Pork imports set to hit a record
Updated: 2011-09-17 07:39
By Li Jiabao (China Daily)
The United States Meat Export Federation presents US pork at a food exhibition in Nanjing, Jiangsu province. China imported 91,000 tons of US pork during the first seven months of this year, a five-fold increase from 14,900 tons in the same period last year. [Photo / China Daily]
BEIJING - China's pork imports are likely to hit a record this year, but the surge will have limited influence on surging prices, analysts said.
"China imported about 400,000 tons of pork and pork offal in the first five months of this year, up 43 percent year-on-year, and imports will probably hit a record 1 million tons this year," said Ma Chuang, deputy secretary-general of the China Animal Agriculture Association.
An earlier report from the Netherlands-based Rabobank Group indicated that the potential gap between pork supply and demand would be between 2 and 2.5 million tons in 2012. The import volume of pork and pork offal will be 1.1 to 1.4 million tons this year, which will be between 25 percent and 60 percent higher than 2010's figure.

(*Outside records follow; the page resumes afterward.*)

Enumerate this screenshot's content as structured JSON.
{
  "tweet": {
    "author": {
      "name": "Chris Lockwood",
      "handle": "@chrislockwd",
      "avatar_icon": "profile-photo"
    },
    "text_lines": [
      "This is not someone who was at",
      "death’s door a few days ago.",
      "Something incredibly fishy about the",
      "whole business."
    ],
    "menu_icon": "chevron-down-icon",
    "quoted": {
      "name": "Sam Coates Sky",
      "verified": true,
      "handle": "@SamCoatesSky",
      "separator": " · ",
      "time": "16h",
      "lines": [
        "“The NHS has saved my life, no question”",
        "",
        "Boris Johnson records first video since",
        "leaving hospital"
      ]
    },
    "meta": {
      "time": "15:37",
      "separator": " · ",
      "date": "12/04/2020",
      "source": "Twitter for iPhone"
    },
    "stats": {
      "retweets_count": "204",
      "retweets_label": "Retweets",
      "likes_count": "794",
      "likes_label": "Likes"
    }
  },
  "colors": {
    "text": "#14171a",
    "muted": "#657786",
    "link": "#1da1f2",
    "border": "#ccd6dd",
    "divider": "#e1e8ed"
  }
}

China's pork prices, a key driver of inflation, rose 0.7 percent in the week ending Sept 11 from the previous week, hitting a new record, data from the Ministry of Commerce showed on Wednesday. It was the fifth consecutive weekly rise in pork prices, according to Reuters.
"The imports of pork and pork offal will not have an actual influence on surging domestic prices because imports only account for a very small share of China's huge pork consumption, and it is not practical to turn to imports to curb the price," said Huang Guiheng, a manager in the research department of Bric Global Agricultural Consultant Ltd, a domestic market research firm.
The price of pork will continue to be high in the foreseeable future owing to the rising cost of labor, corn and feed and the risks inherent in the industry, such as stock mortality. Huang said prices will begin to decline "around the second quarter of next year, with supplies increasing from July onwards".
However, Ma said the central government will not rely on imports to regulate the price surge, although there is no limit on imports. He expects pork prices to have a "soft landing" as the market regulates itself and "steadiness and sustainability are key factors for livestock production".
China's imports of pork and pork offal reached their peak in 2008 with a volume of 910,000 tons. In 2010, the country imported 900,000 tons of pork, with Denmark being the major supplier, followed by the United States, Canada and France.
About 700,000 tons of the imports comprised offal including pigs' heads, knuckles and haslet (a form of meatloaf) which are not eaten in Western countries but are common in the diets of Asian countries.
"In the first five months of this year, more than half of China's pork imports came from the US," Ma said.
The cumulative volume of US pork imports was more than 91,000 tons during the first seven months of this year, a five-fold increase from 14,900 tons in the same period last year, according to report in the China Business News, citing the United States Department of Agriculture (USDA). China is the fifth-largest market for US pork exports.
The country has been a net importer of pork and pork offal since 2007 and net imports will maintain their momentum over the long term, a factor that will further benefit producers in Western countries.
"China's surging demand for pork and pork offal implies an optimal export scenario because pork offal is not eaten in Western countries and is not allowed to be processed into animal feed," said Ma, who suggested European and US pork producers should supply pork to their local markets and export offal to Asian countries
Moreover, farmers overseas can profit from pork offal exports and save money on disposing of the surplus, he added.
In general, it costs $40 for US farmers to dispose of a ton of chicken's feet, which are not eaten in the US but are popular in Asia, if they were not exported.
Pork offal accounts for about 12 or 13 percent of US pork production.
US pork exports are forecast to rise 4 percent to $5.2 billion in 2012 because of robust demand, particularly from Japan, South Korea, and China, according to the USDA.
Although imports of pork and pork offal accounted for less than 2 percent of China's pork consumption in 2010 - approximately 50.7 million tons - but still had a negative effect on domestic pig breeding and production.
"Imports of pork and pork offal usually come in large volumes and with higher quality but at a cheaper price, which is damaging the domestic industry," Ma said.
Another problem is the quality of pork offal, as there are no health and safety standards on these products in the US and Europe.